FlexMock 1.0.0 Released

= FlexMock 1.0.0 Released

FlexMock is a flexible mocking library for use in unit testing and
behavior specification in Ruby. Release 1.0.0 is a minor release with
a few bug fixes.

== Changes in 1.0.0

=== Features

  • Mocks may now have a base class that limits what methods may be
    mocked. This allows early detection of outdated mock setups when the
    methods in the class are refactored.

  • Spy assertions are now allowed. The verification of the calling of
    mocked methods may now be done in the “then” portion of the test,
    after the code under test has been run. This allows for much more
    natural Given/When/Then style testing.

  • A custom assert method (assert_spy_called) has been added to make
    spy assertions easy when using Test::Unit or MiniTest.

  • An RSpec matcher (have_received) has been added to make spy
    assertions easy when using RSpec.

=== Bug Fixes

  • Now correctly handling the mocking of meta-programmed methods.

  • Using the documented +singleton_methods+ method.

  • Accidently trying to partial mock a regular mock is now a no-op.

== What is FlexMock?

FlexMock is a flexible framework for creating mock object for testing.
When running unit tests, it is often desirable to use isolate the
objects being tested from the “real world” by having them interact
with simplified test objects. Sometimes these test objects simply
return values when called, other times they verify that certain
methods were called with particular arguments in a particular order.

FlexMock makes creating these test objects easy.

=== Features

  • Easy integration with both Test::Unit and RSpec. Mocks created with
    flexmock method are automatically verified at the end of the test or
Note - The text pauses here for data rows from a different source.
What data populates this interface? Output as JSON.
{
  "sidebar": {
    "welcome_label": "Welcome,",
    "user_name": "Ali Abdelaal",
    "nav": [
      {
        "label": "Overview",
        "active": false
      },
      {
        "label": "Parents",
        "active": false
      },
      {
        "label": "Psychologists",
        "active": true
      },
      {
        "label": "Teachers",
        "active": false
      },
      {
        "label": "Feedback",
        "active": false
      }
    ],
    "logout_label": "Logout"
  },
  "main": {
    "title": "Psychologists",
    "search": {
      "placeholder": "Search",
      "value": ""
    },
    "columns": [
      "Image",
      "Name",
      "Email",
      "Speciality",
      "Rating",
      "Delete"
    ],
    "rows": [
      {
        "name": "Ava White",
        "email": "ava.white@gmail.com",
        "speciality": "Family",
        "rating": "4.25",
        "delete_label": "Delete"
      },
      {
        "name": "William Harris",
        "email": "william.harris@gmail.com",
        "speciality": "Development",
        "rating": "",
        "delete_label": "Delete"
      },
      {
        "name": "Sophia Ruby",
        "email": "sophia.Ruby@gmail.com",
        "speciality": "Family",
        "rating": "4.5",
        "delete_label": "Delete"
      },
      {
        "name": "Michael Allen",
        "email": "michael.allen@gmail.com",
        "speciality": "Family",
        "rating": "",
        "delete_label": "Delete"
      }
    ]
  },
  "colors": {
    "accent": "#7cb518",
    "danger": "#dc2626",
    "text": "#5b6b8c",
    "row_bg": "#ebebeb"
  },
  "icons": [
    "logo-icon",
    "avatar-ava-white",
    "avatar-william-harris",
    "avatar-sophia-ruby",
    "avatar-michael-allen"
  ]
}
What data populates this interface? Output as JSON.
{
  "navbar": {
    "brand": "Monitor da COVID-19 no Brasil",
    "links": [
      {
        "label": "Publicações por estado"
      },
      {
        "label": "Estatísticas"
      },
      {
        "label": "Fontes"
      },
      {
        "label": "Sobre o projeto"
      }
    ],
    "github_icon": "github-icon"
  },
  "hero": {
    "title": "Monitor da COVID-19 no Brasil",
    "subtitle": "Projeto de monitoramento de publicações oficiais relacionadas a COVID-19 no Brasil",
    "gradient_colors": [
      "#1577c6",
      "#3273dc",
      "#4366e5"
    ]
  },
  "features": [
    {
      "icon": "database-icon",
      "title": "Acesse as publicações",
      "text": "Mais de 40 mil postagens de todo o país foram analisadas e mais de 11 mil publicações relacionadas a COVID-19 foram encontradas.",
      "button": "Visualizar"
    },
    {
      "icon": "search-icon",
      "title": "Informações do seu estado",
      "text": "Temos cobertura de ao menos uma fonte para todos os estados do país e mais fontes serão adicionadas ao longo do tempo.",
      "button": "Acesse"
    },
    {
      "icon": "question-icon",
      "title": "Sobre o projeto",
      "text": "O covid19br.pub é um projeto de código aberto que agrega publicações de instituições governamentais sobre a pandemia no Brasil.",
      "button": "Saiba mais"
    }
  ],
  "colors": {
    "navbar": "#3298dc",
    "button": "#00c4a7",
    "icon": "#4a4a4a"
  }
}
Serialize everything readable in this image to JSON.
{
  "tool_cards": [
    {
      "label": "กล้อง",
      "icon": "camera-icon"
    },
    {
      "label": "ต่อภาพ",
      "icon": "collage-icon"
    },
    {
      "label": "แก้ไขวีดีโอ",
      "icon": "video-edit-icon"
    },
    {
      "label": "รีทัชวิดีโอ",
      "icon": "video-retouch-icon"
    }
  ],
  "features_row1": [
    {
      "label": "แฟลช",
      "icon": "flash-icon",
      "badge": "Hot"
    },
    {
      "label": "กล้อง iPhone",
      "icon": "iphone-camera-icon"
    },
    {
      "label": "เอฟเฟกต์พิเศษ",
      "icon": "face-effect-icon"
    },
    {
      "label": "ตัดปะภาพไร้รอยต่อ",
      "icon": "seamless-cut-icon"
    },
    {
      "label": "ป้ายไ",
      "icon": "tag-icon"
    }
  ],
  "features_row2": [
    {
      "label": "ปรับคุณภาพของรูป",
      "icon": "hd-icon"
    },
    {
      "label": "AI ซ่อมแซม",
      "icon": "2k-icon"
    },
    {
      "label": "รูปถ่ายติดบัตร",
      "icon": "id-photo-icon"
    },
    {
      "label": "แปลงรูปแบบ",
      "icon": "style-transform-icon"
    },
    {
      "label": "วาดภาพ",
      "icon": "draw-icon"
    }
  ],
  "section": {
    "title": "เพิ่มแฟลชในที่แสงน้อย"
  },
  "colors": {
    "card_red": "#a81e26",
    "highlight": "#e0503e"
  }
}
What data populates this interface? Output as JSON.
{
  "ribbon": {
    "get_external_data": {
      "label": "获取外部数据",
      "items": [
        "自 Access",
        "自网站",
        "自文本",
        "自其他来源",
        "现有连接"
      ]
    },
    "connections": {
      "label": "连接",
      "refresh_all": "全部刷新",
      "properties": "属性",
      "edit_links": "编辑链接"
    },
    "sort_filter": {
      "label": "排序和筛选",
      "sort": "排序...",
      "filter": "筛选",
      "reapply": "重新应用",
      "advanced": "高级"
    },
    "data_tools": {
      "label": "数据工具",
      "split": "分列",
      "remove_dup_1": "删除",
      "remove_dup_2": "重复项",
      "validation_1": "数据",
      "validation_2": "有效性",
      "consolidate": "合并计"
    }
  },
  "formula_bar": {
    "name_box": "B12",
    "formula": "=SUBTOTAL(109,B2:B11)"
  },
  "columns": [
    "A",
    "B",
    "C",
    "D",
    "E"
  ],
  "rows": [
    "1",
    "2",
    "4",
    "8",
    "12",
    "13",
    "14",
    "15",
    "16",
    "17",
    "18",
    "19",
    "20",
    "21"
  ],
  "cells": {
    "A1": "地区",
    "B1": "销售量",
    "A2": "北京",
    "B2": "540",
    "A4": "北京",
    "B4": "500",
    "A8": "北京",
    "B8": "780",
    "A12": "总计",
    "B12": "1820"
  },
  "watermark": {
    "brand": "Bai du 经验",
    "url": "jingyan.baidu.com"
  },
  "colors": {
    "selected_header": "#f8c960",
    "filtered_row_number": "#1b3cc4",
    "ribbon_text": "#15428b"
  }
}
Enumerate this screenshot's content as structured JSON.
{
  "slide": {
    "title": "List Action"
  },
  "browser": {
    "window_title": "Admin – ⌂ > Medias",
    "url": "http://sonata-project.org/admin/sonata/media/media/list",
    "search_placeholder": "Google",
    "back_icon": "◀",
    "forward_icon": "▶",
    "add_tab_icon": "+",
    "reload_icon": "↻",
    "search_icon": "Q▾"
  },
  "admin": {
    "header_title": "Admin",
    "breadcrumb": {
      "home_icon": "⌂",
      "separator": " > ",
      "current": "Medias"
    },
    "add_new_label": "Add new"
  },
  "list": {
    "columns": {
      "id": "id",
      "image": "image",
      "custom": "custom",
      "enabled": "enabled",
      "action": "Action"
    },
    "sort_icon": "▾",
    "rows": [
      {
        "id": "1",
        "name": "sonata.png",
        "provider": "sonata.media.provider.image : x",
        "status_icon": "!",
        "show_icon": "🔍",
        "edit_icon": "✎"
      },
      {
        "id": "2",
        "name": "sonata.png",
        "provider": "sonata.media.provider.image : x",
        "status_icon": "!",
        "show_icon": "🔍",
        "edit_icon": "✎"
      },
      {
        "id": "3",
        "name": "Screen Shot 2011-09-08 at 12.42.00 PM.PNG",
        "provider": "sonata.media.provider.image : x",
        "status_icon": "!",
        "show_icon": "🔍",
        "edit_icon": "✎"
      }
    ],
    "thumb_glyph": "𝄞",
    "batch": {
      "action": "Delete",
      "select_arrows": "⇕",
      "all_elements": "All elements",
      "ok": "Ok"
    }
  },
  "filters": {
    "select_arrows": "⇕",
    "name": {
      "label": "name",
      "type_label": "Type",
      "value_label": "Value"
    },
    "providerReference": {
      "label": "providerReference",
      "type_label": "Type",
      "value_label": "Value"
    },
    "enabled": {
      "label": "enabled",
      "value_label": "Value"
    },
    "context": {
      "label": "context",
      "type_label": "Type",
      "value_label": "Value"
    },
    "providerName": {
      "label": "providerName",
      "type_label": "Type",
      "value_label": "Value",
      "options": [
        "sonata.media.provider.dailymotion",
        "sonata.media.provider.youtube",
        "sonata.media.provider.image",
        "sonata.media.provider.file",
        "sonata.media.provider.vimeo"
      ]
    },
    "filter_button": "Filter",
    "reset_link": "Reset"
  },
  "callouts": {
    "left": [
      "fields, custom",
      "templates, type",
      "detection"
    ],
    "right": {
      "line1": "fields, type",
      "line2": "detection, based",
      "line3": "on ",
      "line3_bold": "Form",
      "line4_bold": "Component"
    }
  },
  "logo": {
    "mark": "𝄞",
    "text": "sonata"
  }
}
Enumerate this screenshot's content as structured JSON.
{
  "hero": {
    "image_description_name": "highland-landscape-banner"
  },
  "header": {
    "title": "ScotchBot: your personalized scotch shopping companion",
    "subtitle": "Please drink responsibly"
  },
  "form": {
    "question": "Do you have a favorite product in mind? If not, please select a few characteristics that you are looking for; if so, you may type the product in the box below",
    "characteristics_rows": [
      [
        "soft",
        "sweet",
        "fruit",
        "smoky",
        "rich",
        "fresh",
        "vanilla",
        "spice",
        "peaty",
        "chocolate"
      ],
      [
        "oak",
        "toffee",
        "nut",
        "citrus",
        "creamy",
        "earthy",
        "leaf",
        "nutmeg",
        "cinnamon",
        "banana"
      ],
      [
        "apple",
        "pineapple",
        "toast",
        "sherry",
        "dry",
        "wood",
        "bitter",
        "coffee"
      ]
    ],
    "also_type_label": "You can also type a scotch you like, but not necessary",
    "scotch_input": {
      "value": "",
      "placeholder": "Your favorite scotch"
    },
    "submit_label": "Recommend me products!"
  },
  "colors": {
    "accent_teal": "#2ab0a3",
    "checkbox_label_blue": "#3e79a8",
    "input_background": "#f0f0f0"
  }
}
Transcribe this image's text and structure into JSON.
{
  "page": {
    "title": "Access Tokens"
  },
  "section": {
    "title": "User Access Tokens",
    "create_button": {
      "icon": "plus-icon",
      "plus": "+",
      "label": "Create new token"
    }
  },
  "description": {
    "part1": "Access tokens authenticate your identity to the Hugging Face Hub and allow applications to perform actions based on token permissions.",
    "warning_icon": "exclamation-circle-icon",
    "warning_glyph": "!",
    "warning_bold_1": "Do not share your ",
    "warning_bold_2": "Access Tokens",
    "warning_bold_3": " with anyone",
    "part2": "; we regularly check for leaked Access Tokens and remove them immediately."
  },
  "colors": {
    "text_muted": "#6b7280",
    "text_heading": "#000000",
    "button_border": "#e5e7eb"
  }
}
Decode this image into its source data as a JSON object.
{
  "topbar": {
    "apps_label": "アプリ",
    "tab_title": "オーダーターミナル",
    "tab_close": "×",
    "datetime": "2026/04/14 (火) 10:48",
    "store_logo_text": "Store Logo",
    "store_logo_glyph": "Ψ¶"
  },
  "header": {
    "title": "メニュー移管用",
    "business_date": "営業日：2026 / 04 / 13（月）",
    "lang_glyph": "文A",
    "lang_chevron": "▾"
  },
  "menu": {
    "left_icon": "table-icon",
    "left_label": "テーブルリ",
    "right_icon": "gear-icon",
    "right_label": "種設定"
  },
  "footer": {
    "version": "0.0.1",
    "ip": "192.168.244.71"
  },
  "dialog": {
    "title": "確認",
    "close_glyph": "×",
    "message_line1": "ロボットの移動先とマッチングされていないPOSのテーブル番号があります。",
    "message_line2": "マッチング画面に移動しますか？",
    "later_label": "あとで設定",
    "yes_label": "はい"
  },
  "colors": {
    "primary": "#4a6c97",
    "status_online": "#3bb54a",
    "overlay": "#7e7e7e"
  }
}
  • A fluent interface that allows mock behavior to be specified very

  • A “record mode” where an existing implementation can record its
    interaction with a mock for later validation against a new

  • Easy mocking of individual methods in existing, non-mock objects.

  • Easy mocking of chains of method calls.

  • The ability to cause classes to instantiate test instances (instead of
    instances) for the duration of a test.

=== Example

Suppose you had a Dog object that wagged a tail when it was happy.
Something like this:

class Dog
def initialize(a_tail)
@tail = a_tail
def happy

To test the +Dog+ class without a real +Tail+ object (perhaps because
real +Tail+ objects activate servos in some robotic equipment), you
can do something like this:

RSpec.configure do |config|
config.mock_with :flexmock

describe Dog do
it “wags its tail when happy” do
tail = flexmock(“tail”)
dog = Dog.new(tail)

FlexMock will automatically verify that the mocked tail object received
message +wag+ exactly one time. If it doesn’t, the test will not pass.

Here’s the same thing using the new spy support:

describe Dog do
it “wags its tail when happy” do
tail = flexmock(“tail”)
dog = Dog.new(tail)
tail.should have_received(:wag)

This style works particularly well with the rspec-given library.

require ‘rspec/given’

describe Dog do
context “when the dog is happy” do
Given(:tail) { flexmock(:on, Tail) }
Given(:dog) { Dog.new(tail) }

  When { dog.happy }

  Then { tail.should have_received(:wag) }


See the FlexMock documentation at http://flexmock.rubyforge.org for
details on
specifying arguments and return values on mocked methods, as well as a
technique for mocking tail objects when the Dog class creates the tail

== Availability

You can make sure you have the latest version with a quick RubyGems

gem install flexmock (you may need root/admin privileges)

You will find documentation at: http://flexmock.rubyforge.org.

– Jim W.